WORK ITEM
Every line containing "JSON" should be copied out. Go through the entries and find them.

[[ INPUT, beginning ]]

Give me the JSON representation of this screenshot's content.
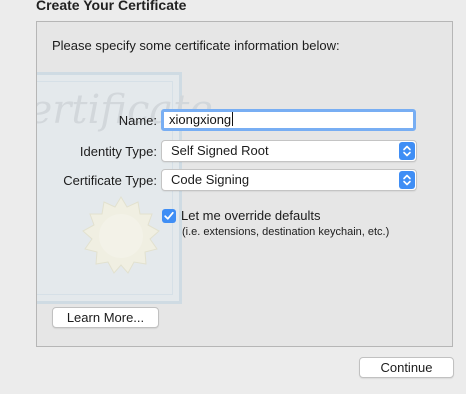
{
  "window": {
    "title": "Create Your Certificate"
  },
  "form": {
    "intro": "Please specify some certificate information below:",
    "name_label": "Name:",
    "name_value": "xiongxiong",
    "identity_type_label": "Identity Type:",
    "identity_type_value": "Self Signed Root",
    "certificate_type_label": "Certificate Type:",
    "certificate_type_value": "Code Signing",
    "override_label": "Let me override defaults",
    "override_checked": true,
    "override_help": "(i.e. extensions, destination keychain, etc.)"
  },
  "buttons": {
    "learn_more": "Learn More...",
    "continue": "Continue"
  },
  "colors": {
    "accent": "#3f8ef5",
    "focus_ring": "#78aef3",
    "window_bg": "#ececec"
  },
  "icons": {
    "stepper": "chevron-up-down-icon",
    "checkbox": "checkmark-icon",
    "background": "certificate-seal-icon"
  }
}
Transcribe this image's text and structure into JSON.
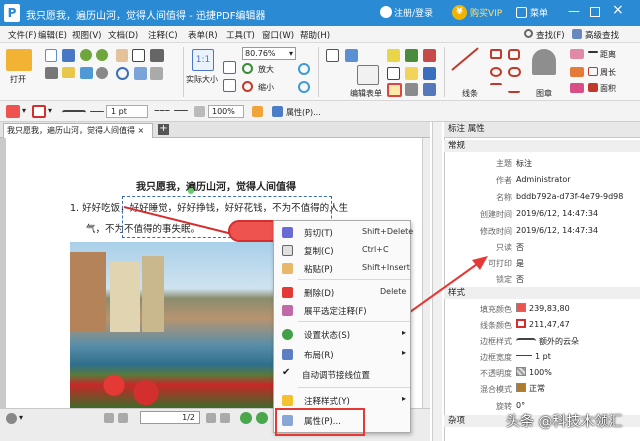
{
  "window": {
    "title": "我只愿我，遍历山河，觉得人间值得 - 迅捷PDF编辑器",
    "logo": "P",
    "login": "注册/登录",
    "vip": "购买VIP",
    "vip_coin": "¥",
    "menu": "菜单"
  },
  "menubar": {
    "items": [
      "文件(F)",
      "编辑(E)",
      "视图(V)",
      "文档(D)",
      "注释(C)",
      "表单(R)",
      "工具(T)",
      "窗口(W)",
      "帮助(H)"
    ],
    "find": "查找(F)",
    "adv_find": "高级查找"
  },
  "toolbar": {
    "open": "打开",
    "actual_size": "实际大小",
    "zoom": "80.76%",
    "zoom_in": "放大",
    "zoom_out": "缩小",
    "edit_form": "编辑表单",
    "lines": "线条",
    "stamp": "图章",
    "distance": "距离",
    "perimeter": "周长",
    "area": "面积"
  },
  "format": {
    "stroke_width": "1 pt",
    "opacity": "100%",
    "properties": "属性(P)..."
  },
  "doc": {
    "tab": "我只愿我，遍历山河，觉得人间值得",
    "tab_close": "×",
    "heading": "我只愿我，遍历山河，觉得人间值得",
    "para1": "1. 好好吃饭，好好睡觉，好好挣钱，好好花钱，不为不值得的人生",
    "para2": "气，不为不值得的事失眠。"
  },
  "status": {
    "page": "1/2"
  },
  "context_menu": [
    {
      "label": "剪切(T)",
      "shortcut": "Shift+Delete",
      "icon": "scissors-icon"
    },
    {
      "label": "复制(C)",
      "shortcut": "Ctrl+C",
      "icon": "copy-icon"
    },
    {
      "label": "粘贴(P)",
      "shortcut": "Shift+Insert",
      "icon": "paste-icon"
    },
    {
      "label": "删除(D)",
      "shortcut": "Delete",
      "icon": "delete-icon"
    },
    {
      "label": "展平选定注释(F)",
      "shortcut": "",
      "icon": "flatten-icon"
    },
    {
      "label": "设置状态(S)",
      "shortcut": "",
      "icon": "status-icon"
    },
    {
      "label": "布局(R)",
      "shortcut": "",
      "icon": "layout-icon"
    },
    {
      "label": "自动调节接线位置",
      "shortcut": "",
      "icon": "check-icon"
    },
    {
      "label": "注释样式(Y)",
      "shortcut": "",
      "icon": "style-icon"
    },
    {
      "label": "属性(P)...",
      "shortcut": "",
      "icon": "properties-icon"
    }
  ],
  "props": {
    "header": "标注 属性",
    "general": "常规",
    "style": "样式",
    "misc": "杂项",
    "rows": [
      {
        "k": "主题",
        "v": "标注"
      },
      {
        "k": "作者",
        "v": "Administrator"
      },
      {
        "k": "名称",
        "v": "bddb792a-d73f-4e79-9d98"
      },
      {
        "k": "创建时间",
        "v": "2019/6/12, 14:47:34"
      },
      {
        "k": "修改时间",
        "v": "2019/6/12, 14:47:34"
      },
      {
        "k": "只读",
        "v": "否"
      },
      {
        "k": "可打印",
        "v": "是"
      },
      {
        "k": "锁定",
        "v": "否"
      }
    ],
    "style_rows": [
      {
        "k": "填充颜色",
        "v": "239,83,80"
      },
      {
        "k": "线条颜色",
        "v": "211,47,47"
      },
      {
        "k": "边框样式",
        "v": "额外的云朵"
      },
      {
        "k": "边框宽度",
        "v": "1 pt"
      },
      {
        "k": "不透明度",
        "v": "100%"
      },
      {
        "k": "混合模式",
        "v": "正常"
      },
      {
        "k": "旋转",
        "v": "0°"
      }
    ],
    "colors": {
      "fill": "#ef5350",
      "line": "#d32f2f"
    }
  },
  "watermark": "头条 @科技木领汇"
}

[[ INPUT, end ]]

OUTPUT FOR THIS TASK
Give me the JSON representation of this screenshot's content.
Transcribe this image's text and structure into JSON.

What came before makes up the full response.